ウチャヌク uchanuku comes from the Japanese 御茶の子 (ochanoko). It is a plain rice cake made without sugar, typically used as an offering (供え物) for the hinukan (火の神) or altar (butsudan 仏壇).

It comes as 3 tiers of 3 pieces, as well as a “bonus” one for making a “new offering,”  which you can remove the top piece from stack and replace with the bonus one. It is a frugal way to extend the life of your offering.


The taste is not so great, so it is recommended if you want to eat this thing, you should heat it in the oven for about 2 minutes and then add honey or a sweet shoyu mixture to it. I have also heard people say to add a little red bean paste (anko 餡子) and a strawberry, then wrap it to make similar to an ichigo daifuku 苺大福.

There is something else different and unique, called tanna uchanuku タンナウチャヌク. It is made from a simple brown sugar cookie called tannafakuruu タンナファクルー. Tannafa is “Tamanaha” 玉那覇, the name of the family who made it, and kuruu is “black” 黒 as in brown sugar 黒糖 in uchinaaguchi.

All of these are easily available at grocery stores in Okinawa, especially around important times of year where offerings are needed.

*more pictures coming soon… sorry this photo is just of regular Tannafakuru!
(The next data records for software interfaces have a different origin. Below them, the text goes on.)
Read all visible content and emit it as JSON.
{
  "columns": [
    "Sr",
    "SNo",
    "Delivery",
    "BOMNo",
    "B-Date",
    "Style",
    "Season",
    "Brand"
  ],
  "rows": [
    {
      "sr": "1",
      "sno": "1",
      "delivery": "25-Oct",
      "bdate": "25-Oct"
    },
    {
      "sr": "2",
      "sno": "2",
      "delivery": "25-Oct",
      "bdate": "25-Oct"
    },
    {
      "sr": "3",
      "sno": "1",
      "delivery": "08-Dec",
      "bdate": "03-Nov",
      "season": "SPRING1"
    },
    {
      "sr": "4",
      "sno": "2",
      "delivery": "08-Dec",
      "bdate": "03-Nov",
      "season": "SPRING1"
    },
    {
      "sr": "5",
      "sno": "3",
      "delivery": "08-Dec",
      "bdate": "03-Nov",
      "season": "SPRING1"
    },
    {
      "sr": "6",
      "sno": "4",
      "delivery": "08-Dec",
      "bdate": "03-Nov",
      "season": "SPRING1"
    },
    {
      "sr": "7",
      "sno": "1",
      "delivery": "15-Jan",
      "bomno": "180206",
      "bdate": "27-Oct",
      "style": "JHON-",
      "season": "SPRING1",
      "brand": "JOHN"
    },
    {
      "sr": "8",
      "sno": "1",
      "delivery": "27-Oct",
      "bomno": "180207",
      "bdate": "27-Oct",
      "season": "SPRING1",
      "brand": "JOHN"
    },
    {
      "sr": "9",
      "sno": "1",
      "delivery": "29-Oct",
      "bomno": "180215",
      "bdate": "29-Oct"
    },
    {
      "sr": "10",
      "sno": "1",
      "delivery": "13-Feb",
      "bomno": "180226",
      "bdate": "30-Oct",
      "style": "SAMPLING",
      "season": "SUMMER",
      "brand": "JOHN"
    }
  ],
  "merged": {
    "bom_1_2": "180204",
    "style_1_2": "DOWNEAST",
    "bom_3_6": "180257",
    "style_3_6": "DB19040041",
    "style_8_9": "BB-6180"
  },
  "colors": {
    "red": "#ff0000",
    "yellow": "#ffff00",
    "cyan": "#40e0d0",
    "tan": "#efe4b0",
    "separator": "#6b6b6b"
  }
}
Hinukan, fire god: ヒヌカン (火の神)

ヒヌカン (also seen as ヒーヌカン) Hinukan is the Okinawan word, would be hinokami 火の神 Japanese. 火 is the kanji for “fire” and 神 is the kanji for “god.”
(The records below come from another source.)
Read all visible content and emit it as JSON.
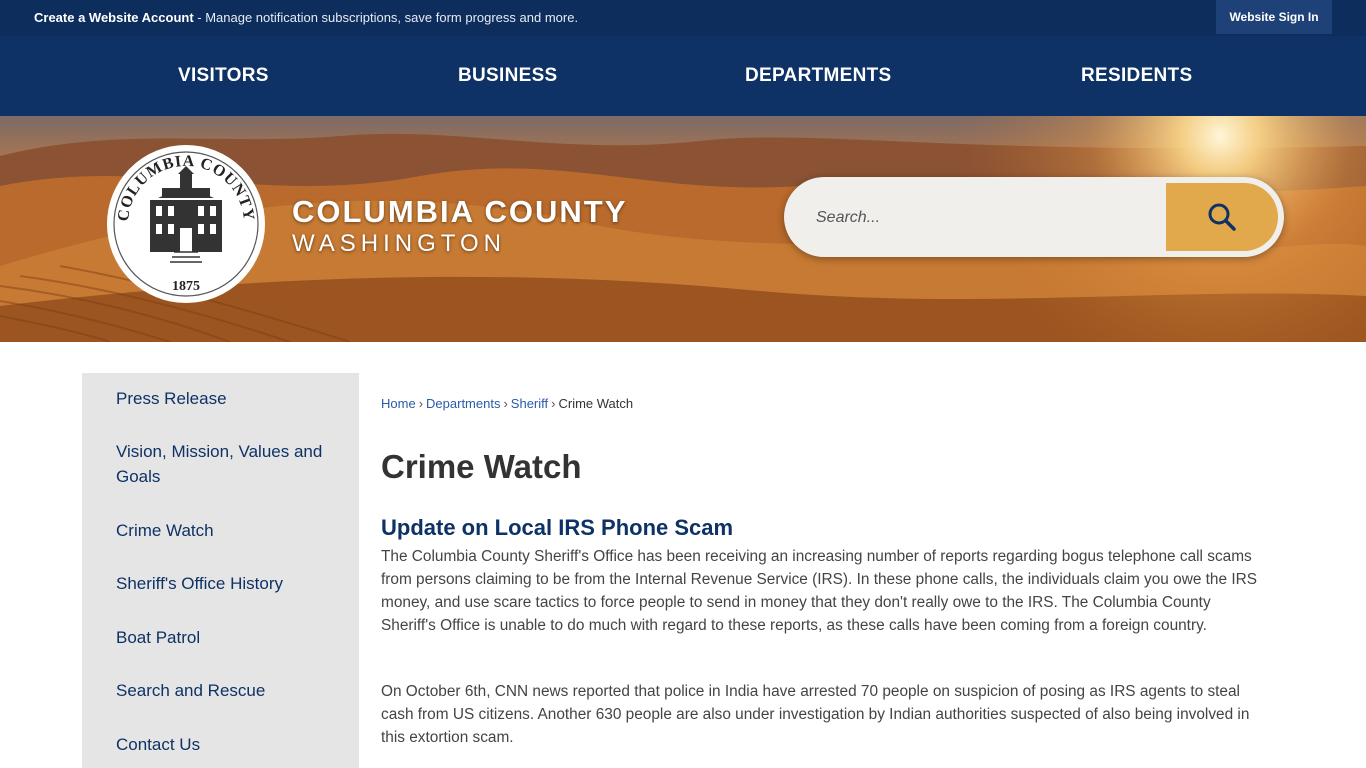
{
  "topbar": {
    "account_link": "Create a Website Account",
    "account_text": " - Manage notification subscriptions, save form progress and more.",
    "sign_in": "Website Sign In"
  },
  "nav": [
    "VISITORS",
    "BUSINESS",
    "DEPARTMENTS",
    "RESIDENTS"
  ],
  "banner": {
    "county": "COLUMBIA COUNTY",
    "state": "WASHINGTON",
    "seal_top": "COLUMBIA COUNTY",
    "seal_year": "1875",
    "search_placeholder": "Search..."
  },
  "sidebar": {
    "items": [
      "Press Release",
      "Vision, Mission, Values and Goals",
      "Crime Watch",
      "Sheriff's Office History",
      "Boat Patrol",
      "Search and Rescue",
      "Contact Us"
    ]
  },
  "breadcrumb": {
    "home": "Home",
    "departments": "Departments",
    "sheriff": "Sheriff",
    "current": "Crime Watch",
    "sep": "›"
  },
  "main": {
    "title": "Crime Watch",
    "article_title": "Update on Local IRS Phone Scam",
    "paragraph1": "The Columbia County Sheriff's Office has been receiving an increasing number of reports regarding bogus telephone call scams from persons claiming to be from the Internal Revenue Service (IRS). In these phone calls, the individuals claim you owe the IRS money, and use scare tactics to force people to send in money that they don't really owe to the IRS. The Columbia County Sheriff's Office is unable to do much with regard to these reports, as these calls have been coming from a foreign country.",
    "paragraph2": "On October 6th, CNN news reported that police in India have arrested 70 people on suspicion of posing as IRS agents to steal cash from US citizens. Another 630 people are also under investigation by Indian authorities suspected of also being involved in this extortion scam."
  },
  "colors": {
    "navy": "#0e3265",
    "topbar": "#0d2d5c",
    "sidebar": "#e5e5e5",
    "search_button": "#e1a84c",
    "link": "#2a5ba8"
  },
  "icons": {
    "search_button": "search-icon",
    "seal": "courthouse-seal"
  }
}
Traditional Ryukyuan cultural believed that a fire god lives in the cooking stove (hearth) of every house or kitchen, to protect a house and its family from evil spirits.

In traditional kitchens, a small altar is set up and maintained by the oldest woman in the household, sometimes on a shelf, a window sill or in a corner. This is a tradition which is dying out, but some still continue today (I was first told of this by an older woman I teach English conversation to, as she has one in her kitchen). The ceramic censer (incense burner) is put in the kitchen along with a plant, salt, water, awamori or sake, and rice in different containers.

It is the oldest woman’s duty to report the events of family life to the hinukan and pray for family happiness and good health. Everyday, the hinukan is given a glass of water in the morning and cleaned regularly. Also, on the 1st and 15th of every month according to the lunar calendar, there is a small ritual to give the hinukan awamori, rice, and burn incense in prayer. During the Spring and Autumn equinoctial week, some additional offerings are usually included. The SanA grocery store already has an advertisement out for pre-orders of party platters for Shuubun 秋分の日 (秋彼岸 akihigan, or 秋のお彼岸 aki no ohigan, Autumn equinox week).

The idea of a hinukan hearth god amuses me, and reminds me of Calcifer in Howl’s Moving Castle. Somehow it seems very cute.

Below is a picture of the set-up explanation that I saw at the SanA grocery store.